has already thrown in its lot with Freddy Adu by way of a
million dollar endorsement deal unheard of for an American
soccer player who has yet to play a professional match. But
that time is coming soon.
The United States Under 17 National Team was recently ousted
at the World Championship in Finland by Brazil in the Quarterfinals.
At the U.S. matches, there were dozens of scouts mainly there
to see Mr. Adu in action and see if the hype matched the product.
Against competition three years his senior, Freddy scored
four goals in four matches and was among the top scorers in
the tournament. Such heralded clubs as Real Madrid and Manchester
United have all expressed serious interest in landing the
young phenom. Major League Soccer is also doing its best to
keep Adu close to home. Although it cannot offer the same
type of money that big European clubs can, they have the benefit
of Adus closeness with his family and Emelias
wish for her son to be within shouting distance. The buzz
for an American soccer player has never been so great.
Nor has the pressure. Freddy Adu has stated his intentions
very clearly: I want to win a World Cup with the United
As evidenced by the results of the World Championship, its
going to take a lot more than just Freddy alone for the United
States to one day hold the most coveted sports trophy in the
world. But if Freddy Adu reaches the great heights that so
many expect of him, its a sure bet that a great number
of American kids will take off the shoulder pads, leave the
mitt at home, or put the basketball back in the closet and
emulate their new hero on a big, grassy field, or even in
the backyard with an old shirt as one goalpost and a bag of
Doritos for the other.
As a pure soccer fan, I want nothing more than to see Freddy
Adu play soccer right here in the United States for a few
years before heading off to Europe for the real big bucks.
It might be just the shot in the arm that America needs and
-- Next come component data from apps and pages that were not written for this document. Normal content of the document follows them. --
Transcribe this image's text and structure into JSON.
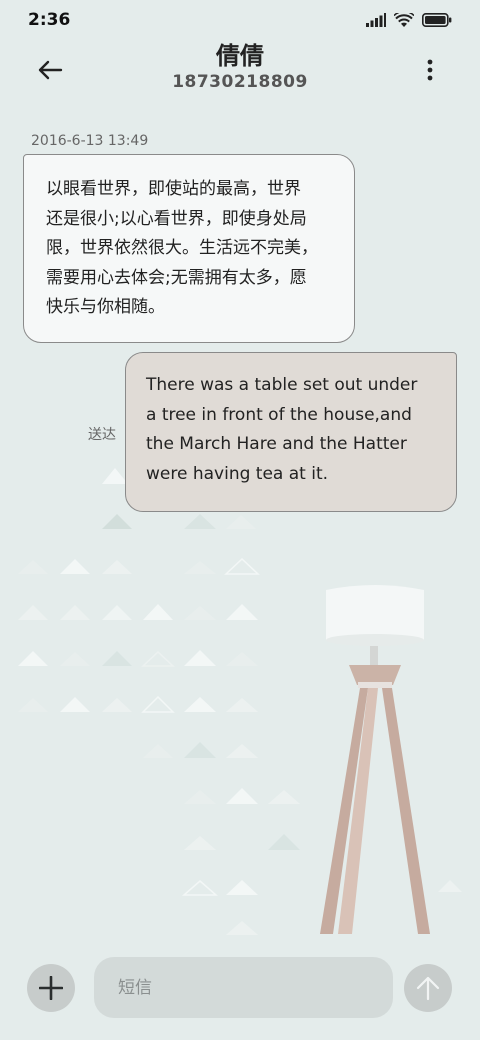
{
  "status_bar": {
    "time": "2:36",
    "icons": [
      "signal-icon",
      "wifi-icon",
      "battery-icon"
    ]
  },
  "header": {
    "contact_name": "倩倩",
    "contact_number": "18730218809",
    "back_icon": "arrow-left-icon",
    "more_icon": "vertical-dots-icon"
  },
  "conversation": {
    "timestamp": "2016-6-13 13:49",
    "messages": [
      {
        "direction": "incoming",
        "lines": [
          "以眼看世界，即使站的最高，世界",
          "还是很小;以心看世界，即使身处局",
          "限，世界依然很大。生活远不完美，",
          "需要用心去体会;无需拥有太多，愿",
          "快乐与你相随。"
        ]
      },
      {
        "direction": "outgoing",
        "status": "送达",
        "lines": [
          "There was a table set out under",
          "a tree in front of the house,and",
          "the March Hare and the Hatter",
          "were having tea at it."
        ]
      }
    ]
  },
  "composer": {
    "placeholder": "短信",
    "value": "",
    "attach_icon": "plus-icon",
    "send_icon": "arrow-up-icon"
  },
  "colors": {
    "background": "#e4eceb",
    "incoming_bubble": "#f6f8f8",
    "outgoing_bubble": "#e0dbd6",
    "button_bg": "#c7cccb",
    "input_bg": "#d3dad9"
  }
}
may one day help to make soccer in the United States THE place
to play for all the big superstars. Of course, winning that
World Cup one day might not be too bad either.